WORK TASK:
Search the material for the word "role" and copy every line in which it occurs.

DATA FOR THE TASK:
-=-=-

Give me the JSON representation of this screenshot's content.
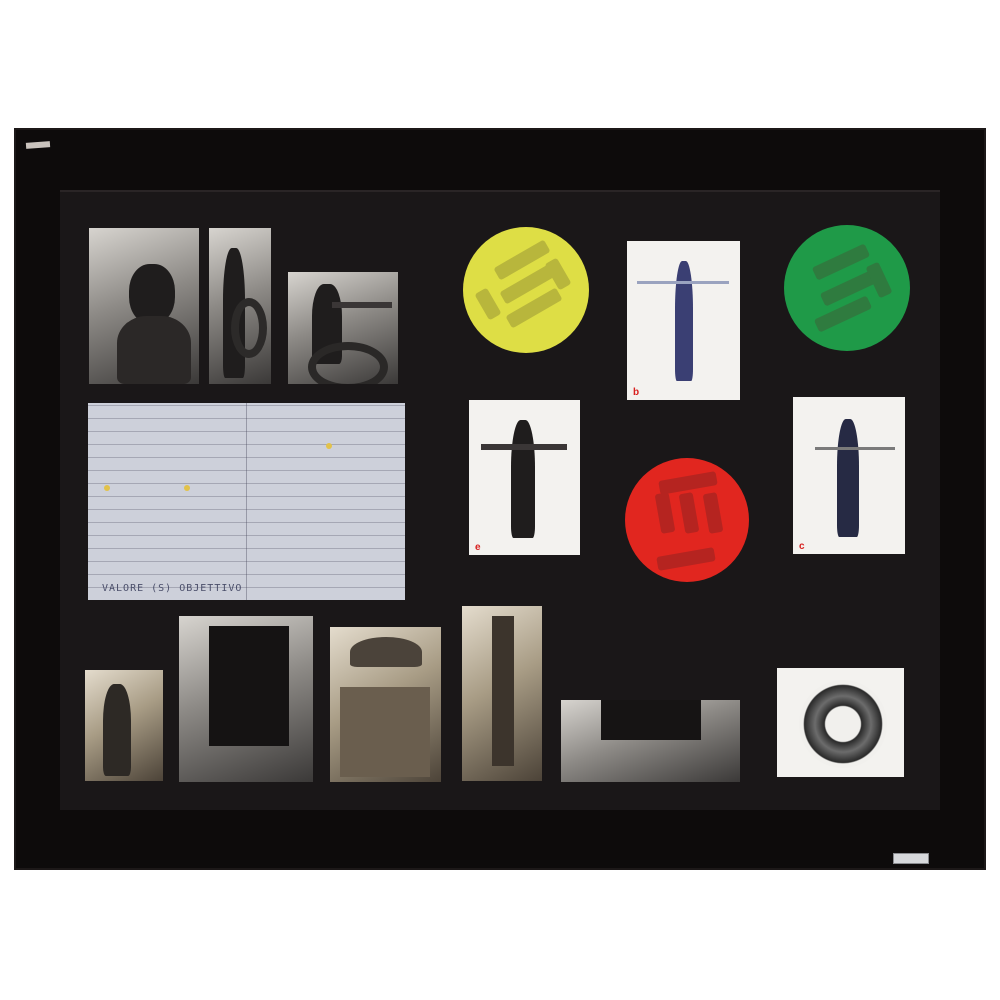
{
  "artwork": {
    "panel_letters": {
      "b": "b",
      "e": "e",
      "c": "c"
    },
    "note_bottom_text": "VALORE (S) OBJETTIVO",
    "signature": "",
    "plaque": ""
  },
  "colors": {
    "frame": "#0d0b0b",
    "panel": "#161415",
    "yellow_disc": "#dede45",
    "green_disc": "#1f9a48",
    "red_disc": "#e1261f",
    "letter_red": "#d8201f"
  },
  "icons": [
    "yellow-disc",
    "green-disc",
    "red-disc",
    "tyre-ring"
  ]
}
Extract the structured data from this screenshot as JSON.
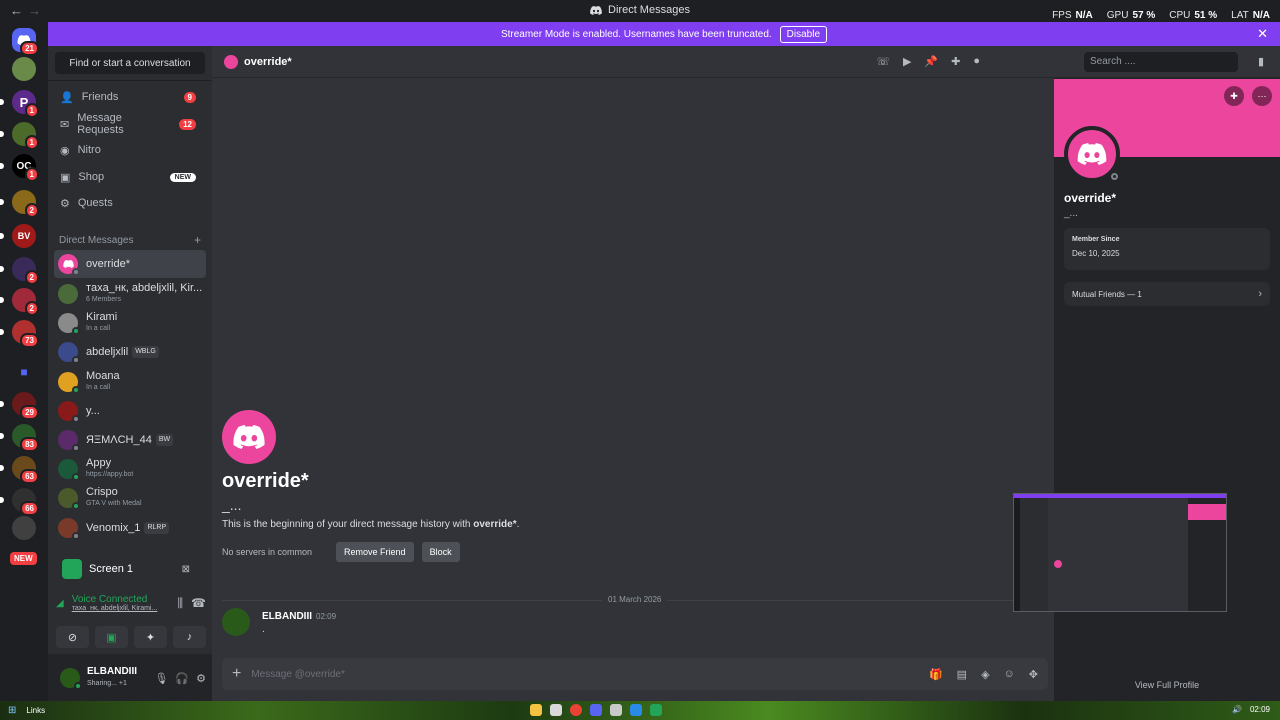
{
  "window": {
    "title": "Direct Messages",
    "back": "←",
    "forward": "→"
  },
  "stats": [
    {
      "label": "FPS",
      "value": "N/A"
    },
    {
      "label": "GPU",
      "value": "57 %"
    },
    {
      "label": "CPU",
      "value": "51 %"
    },
    {
      "label": "LAT",
      "value": "N/A"
    }
  ],
  "banner": {
    "text": "Streamer Mode is enabled. Usernames have been truncated.",
    "button": "Disable"
  },
  "rail": {
    "badges": [
      "21",
      "",
      "1",
      "1",
      "1",
      "",
      "2",
      "",
      "2",
      "2",
      "",
      "73",
      "",
      "29",
      "83",
      "63",
      "66"
    ],
    "new_label": "NEW"
  },
  "sidebar": {
    "find": "Find or start a conversation",
    "nav": [
      {
        "label": "Friends",
        "count": "9"
      },
      {
        "label": "Message Requests",
        "count": "12"
      },
      {
        "label": "Nitro",
        "count": ""
      },
      {
        "label": "Shop",
        "tag": "NEW"
      },
      {
        "label": "Quests",
        "count": ""
      }
    ],
    "dm_header": "Direct Messages",
    "dm_add": "+",
    "dms": [
      {
        "name": "override*",
        "sub": "",
        "tag": ""
      },
      {
        "name": "тaxa_нк, аbdеlјхlil, Kir...",
        "sub": "6 Members",
        "tag": ""
      },
      {
        "name": "Kirami",
        "sub": "In a call",
        "tag": ""
      },
      {
        "name": "аbdеlјхlil",
        "sub": "",
        "tag": "WBLG"
      },
      {
        "name": "Moana",
        "sub": "In a call",
        "tag": ""
      },
      {
        "name": "y...",
        "sub": "",
        "tag": ""
      },
      {
        "name": "ЯΞΜΛCΗ_44",
        "sub": "",
        "tag": "BW"
      },
      {
        "name": "Appy",
        "sub": "https://appy.bot",
        "tag": ""
      },
      {
        "name": "Crispo",
        "sub": "GTA V with Medal",
        "tag": ""
      },
      {
        "name": "Venomix_1",
        "sub": "",
        "tag": "RLRP"
      }
    ]
  },
  "screen_panel": {
    "title": "Screen 1"
  },
  "voice": {
    "status": "Voice Connected",
    "channel": "тaxa_нк, аbdеlјхlil, Kirami..."
  },
  "user": {
    "name": "ELBANDIII",
    "status": "Sharing... +1"
  },
  "header": {
    "name": "override*",
    "search_placeholder": "Search ...."
  },
  "welcome": {
    "name": "override*",
    "username": "_...",
    "desc_pre": "This is the beginning of your direct message history with ",
    "desc_name": "override*",
    "desc_post": ".",
    "no_servers": "No servers in common",
    "remove": "Remove Friend",
    "block": "Block"
  },
  "divider_date": "01 March 2026",
  "message": {
    "author": "ELBANDIII",
    "time": "02:09",
    "text": "."
  },
  "composer": {
    "placeholder": "Message @override*"
  },
  "profile": {
    "name": "override*",
    "username": "_...",
    "member_since_label": "Member Since",
    "member_since": "Dec 10, 2025",
    "mutual": "Mutual Friends — 1",
    "view_full": "View Full Profile"
  },
  "taskbar": {
    "links": "Links",
    "time": "02:09"
  },
  "colors": {
    "accent": "#eb459e",
    "banner": "#7f3ef0",
    "online": "#23a559",
    "danger": "#f23f43"
  }
}
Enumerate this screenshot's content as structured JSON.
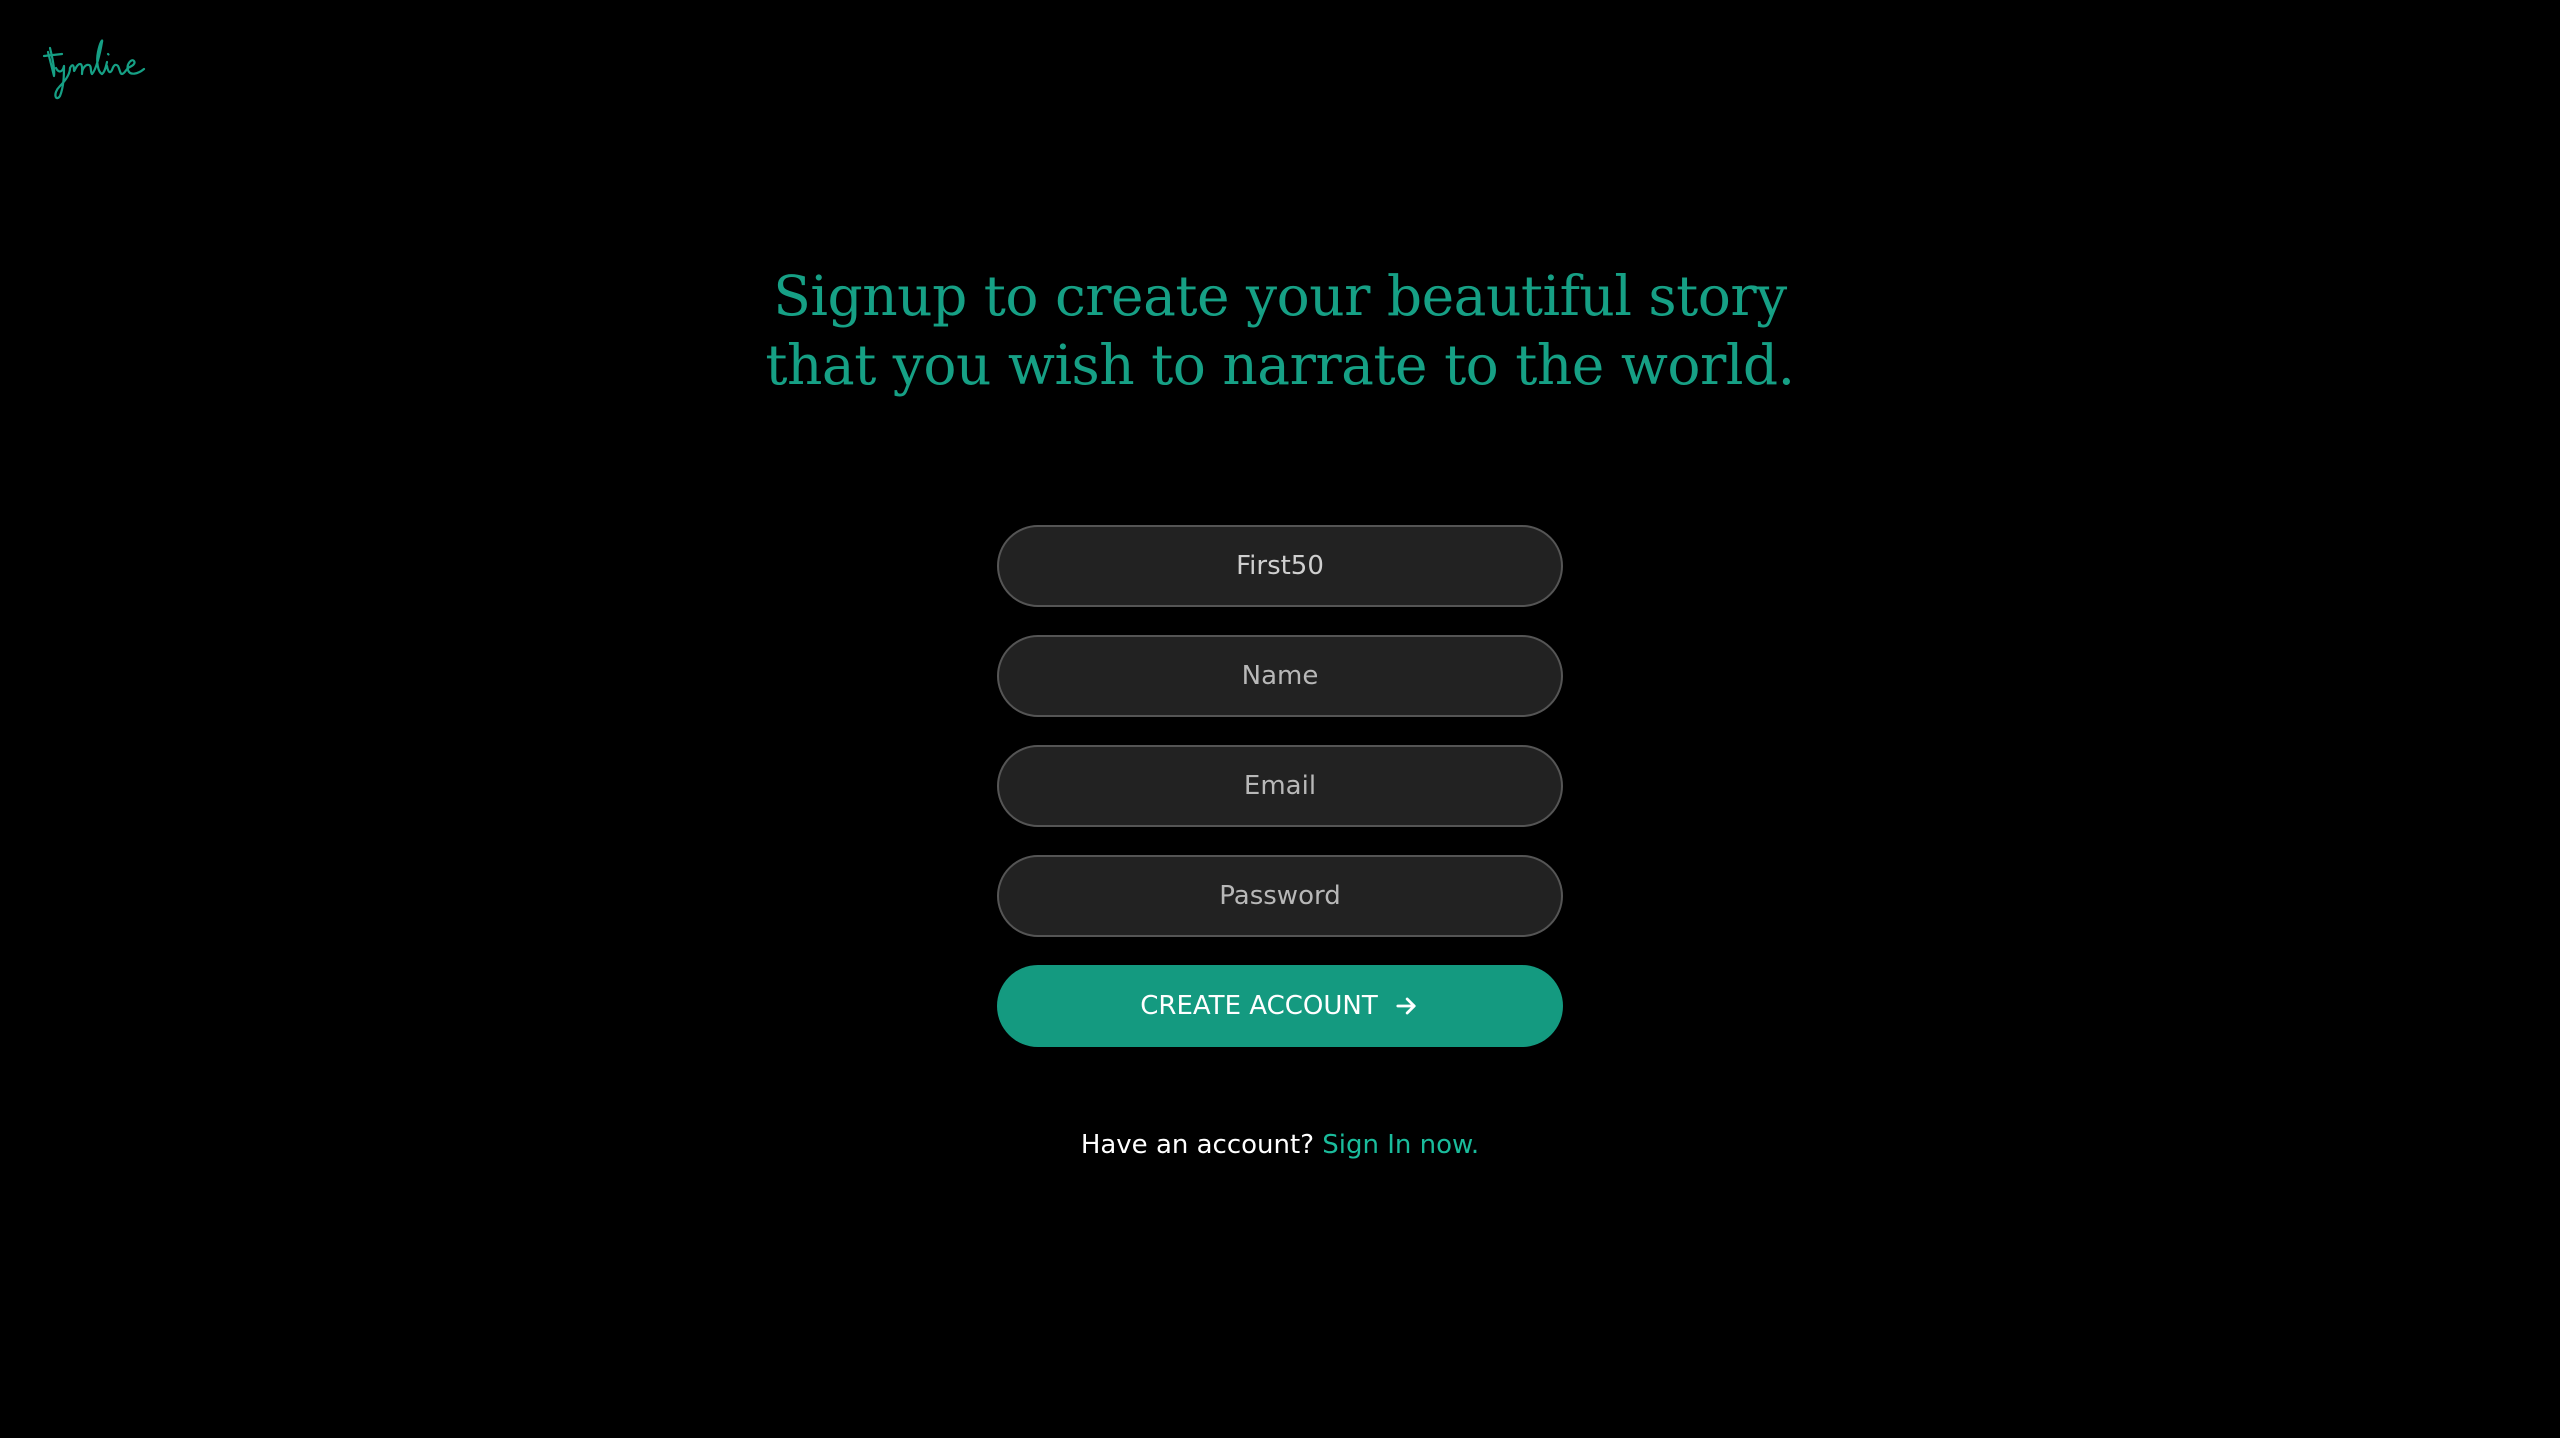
{
  "brand": {
    "logo_text": "tymline",
    "accent_color": "#16a085",
    "button_color": "#149a80",
    "background_color": "#000000"
  },
  "headline": {
    "line1": "Signup to create your beautiful story",
    "line2": "that you wish to narrate to the world."
  },
  "form": {
    "coupon": {
      "value": "First50",
      "placeholder": ""
    },
    "name": {
      "value": "",
      "placeholder": "Name"
    },
    "email": {
      "value": "",
      "placeholder": "Email"
    },
    "password": {
      "value": "",
      "placeholder": "Password"
    },
    "submit_label": "CREATE ACCOUNT",
    "submit_icon": "arrow-right-icon"
  },
  "footer": {
    "prompt": "Have an account?",
    "link_label": "Sign In now."
  }
}
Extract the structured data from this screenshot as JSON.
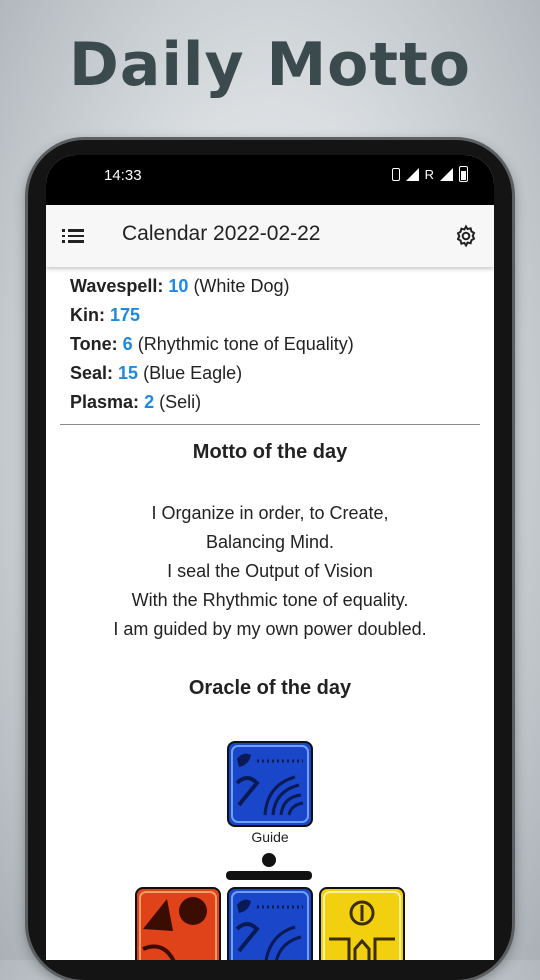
{
  "promo": {
    "title": "Daily Motto"
  },
  "status_bar": {
    "time": "14:33",
    "network_label": "R"
  },
  "app_bar": {
    "title": "Calendar 2022-02-22"
  },
  "info": {
    "wavespell": {
      "label": "Wavespell:",
      "value": "10",
      "note": "(White Dog)"
    },
    "kin": {
      "label": "Kin:",
      "value": "175"
    },
    "tone": {
      "label": "Tone:",
      "value": "6",
      "note": "(Rhythmic tone of Equality)"
    },
    "seal": {
      "label": "Seal:",
      "value": "15",
      "note": "(Blue Eagle)"
    },
    "plasma": {
      "label": "Plasma:",
      "value": "2",
      "note": "(Seli)"
    }
  },
  "motto": {
    "title": "Motto of the day",
    "lines": [
      "I Organize in order, to Create,",
      "Balancing Mind.",
      "I seal the Output of Vision",
      "With the Rhythmic tone of equality.",
      "I am guided by my own power doubled."
    ]
  },
  "oracle": {
    "title": "Oracle of the day",
    "guide_label": "Guide",
    "glyphs": [
      {
        "role": "guide",
        "icon": "blue-eagle-glyph",
        "color": "#1a47c9"
      },
      {
        "role": "antipode",
        "icon": "red-earth-glyph",
        "color": "#e0431a"
      },
      {
        "role": "destiny",
        "icon": "blue-eagle-glyph",
        "color": "#1a47c9"
      },
      {
        "role": "analog",
        "icon": "yellow-warrior-glyph",
        "color": "#f2cf0f"
      }
    ]
  },
  "colors": {
    "accent_number": "#1e88e5",
    "promo_title": "#3b4a4d"
  }
}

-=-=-

EXERCISE RESULT:
        "role": "guide",
        "role": "antipode",
        "role": "destiny",
        "role": "analog",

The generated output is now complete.